          v              v       | ...           | | ...       |         |
          |              |       +---------------+ +-----------+         |
          |              |               |               |               |
          |              |               v               v               |
          |              |               |               |               |


In order to support the simultaneous use of multiple ROM revisions, each skin uses six different .kml files—one for each ROM revision—, while all other settings remain shared. Due to the structure of the KML scripts just described, this is achieved with almost no redundant code.

To make this feature work, .kml files expect the ROM image files (which cannot be included for copyright reasons) to be named in the following consistent way:


where <#> represents the lower-case ROM revision letter. Please make sure to rename your ROM image file(s) accordingly.

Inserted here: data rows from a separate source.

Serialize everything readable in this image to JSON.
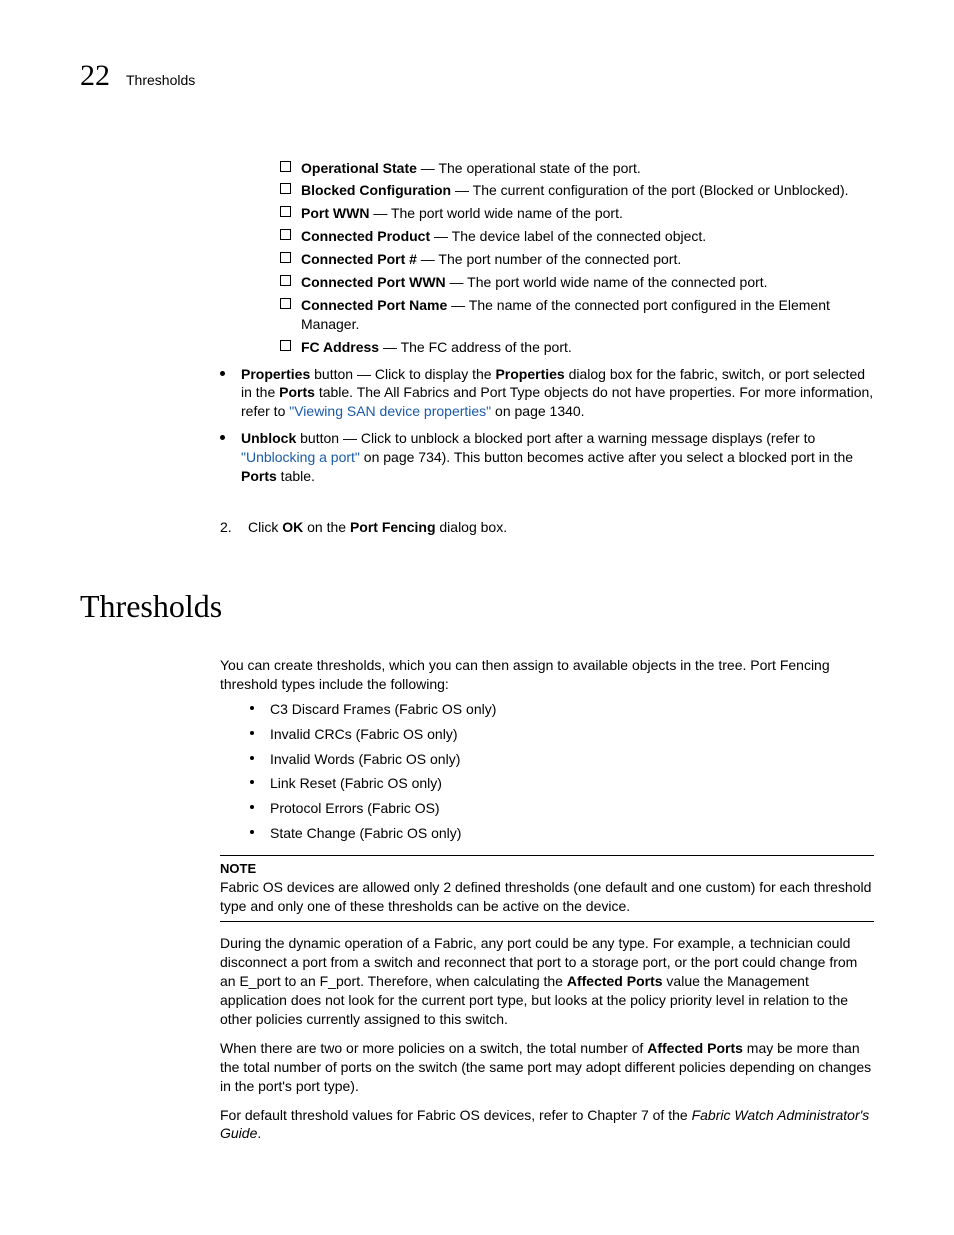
{
  "header": {
    "chapter_number": "22",
    "chapter_title": "Thresholds"
  },
  "checkbox_items": [
    {
      "term": "Operational State",
      "desc": " — The operational state of the port."
    },
    {
      "term": "Blocked Configuration",
      "desc": " — The current configuration of the port (Blocked or Unblocked)."
    },
    {
      "term": "Port WWN",
      "desc": " — The port world wide name of the port."
    },
    {
      "term": "Connected Product",
      "desc": " — The device label of the connected object."
    },
    {
      "term": "Connected Port #",
      "desc": " — The port number of the connected port."
    },
    {
      "term": "Connected Port WWN",
      "desc": " — The port world wide name of the connected port."
    },
    {
      "term": "Connected Port Name",
      "desc": " — The name of the connected port configured in the Element Manager."
    },
    {
      "term": "FC Address",
      "desc": " — The FC address of the port."
    }
  ],
  "bullet_properties": {
    "lead_bold": "Properties",
    "after_lead": " button — Click to display the ",
    "mid_bold": "Properties",
    "after_mid": " dialog box for the fabric, switch, or port selected in the ",
    "ports_bold": "Ports",
    "after_ports": " table. The All Fabrics and Port Type objects do not have properties. For more information, refer to ",
    "link_text": "\"Viewing SAN device properties\"",
    "after_link": " on page 1340."
  },
  "bullet_unblock": {
    "lead_bold": "Unblock",
    "after_lead": " button — Click to unblock a blocked port after a warning message displays (refer to ",
    "link_text": "\"Unblocking a port\"",
    "after_link": " on page 734). This button becomes active after you select a blocked port in the ",
    "ports_bold": "Ports",
    "tail": " table."
  },
  "step2": {
    "num": "2.",
    "pre": "Click ",
    "ok": "OK",
    "mid": " on the ",
    "pf": "Port Fencing",
    "suf": " dialog box."
  },
  "section_heading": "Thresholds",
  "intro_para": "You can create thresholds, which you can then assign to available objects in the tree. Port Fencing threshold types include the following:",
  "threshold_types": [
    "C3 Discard Frames (Fabric OS only)",
    "Invalid CRCs (Fabric OS only)",
    "Invalid Words (Fabric OS only)",
    "Link Reset (Fabric OS only)",
    "Protocol Errors (Fabric OS)",
    "State Change (Fabric OS only)"
  ],
  "note": {
    "label": "NOTE",
    "text": "Fabric OS devices are allowed only 2 defined thresholds (one default and one custom) for each threshold type and only one of these thresholds can be active on the device."
  },
  "para_dynamic": {
    "p1": "During the dynamic operation of a Fabric, any port could be any type. For example, a technician could disconnect a port from a switch and reconnect that port to a storage port, or the port could change from an E_port to an F_port. Therefore, when calculating the ",
    "bold": "Affected Ports",
    "p2": " value the Management application does not look for the current port type, but looks at the policy priority level in relation to the other policies currently assigned to this switch."
  },
  "para_two_policies": {
    "p1": "When there are two or more policies on a switch, the total number of ",
    "bold": "Affected Ports",
    "p2": " may be more than the total number of ports on the switch (the same port may adopt different policies depending on changes in the port's port type)."
  },
  "para_default": {
    "p1": "For default threshold values for Fabric OS devices, refer to Chapter 7 of the ",
    "ital": "Fabric Watch Administrator's Guide",
    "p2": "."
  }
}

It is strongly recommended to delete, or not to sideload, those .kml files that correspond to ROM revisions you will never use; otherwise, they will show up in the list of selectable calculators, without actually being functional.


Given the chosen structure and the added support for multiple ROM revisions, a set of 11 files is necessary to completely define a skin:
  • 6 unique .kml or main control files—one for each ROM revision;
  • 1 unique .png or bitmap image file; and
  • 4 include files which may be shared between skins, namely:
    • 1 .bck or background file,
    • 1 .lcd file,
    • 1 .ann or annunciator file, and
    • 1 .key file.

On the other hand, from a visual and conceptual point of view, a skin is essentially divided into two main parts: the faceplate and the display. To emphasize this logical structure, faceplates and displays are given emblematic names, e.g. CHARLIE refers to the standard HP-48SX faceplate, SILVERBIRD to the keyboard overlay for the HP-41CV emulator card, and so on; likewise, BLUE refers to the standard LCD display, COAL to a black version thereof, etc.

The name of a particular skin is then defined as the juxtaposition of the names of its two constituting elements, e.g. CHARLIE COAL, SILVERBIRD BLUE, etc.

These labels are consistently used in naming .kml, .png, and .lcd files, with underscores separating the elements where necessary. Thus:

  • All .kml file names are composed of the ROM revision information followed by the skin name:

    48sx_<#>_<skin>.kml = 48sx_<#>_<faceplate>_<display>.kml.

    For example, 48sx_e_silverbird_blue.kml would be the main control file for an HP-48SX running ROM revision E, equipped with the overlay for the HP-41CV emulator card, and featuring the standard blue LCD display.
  • All .png files are named after the skin name:

    <skin>.png = <faceplate>_<display>.png,

    e.g. silverbird_coal.png.
  • All .lcd files are named after the display name:


    e.g. blue.lcd.

Since all skins use the same position and dimension information for their backgrounds, the whole package only needs one .bck file—called 48sx.bck.

Likewise, only one .ann file—called 48sx.ann—is needed, as the position and dimension information for the annunciators is the same for all skins.

As for the key button files, two different versions are used—48sx.key and 16c.key—, since the keyboard overlay for the HP-16C emulator needs slightly different key button specifications.

Find all posts by this user
Quote this message in a reply
Post Reply 

User(s) browsing this thread: 1 Guest(s)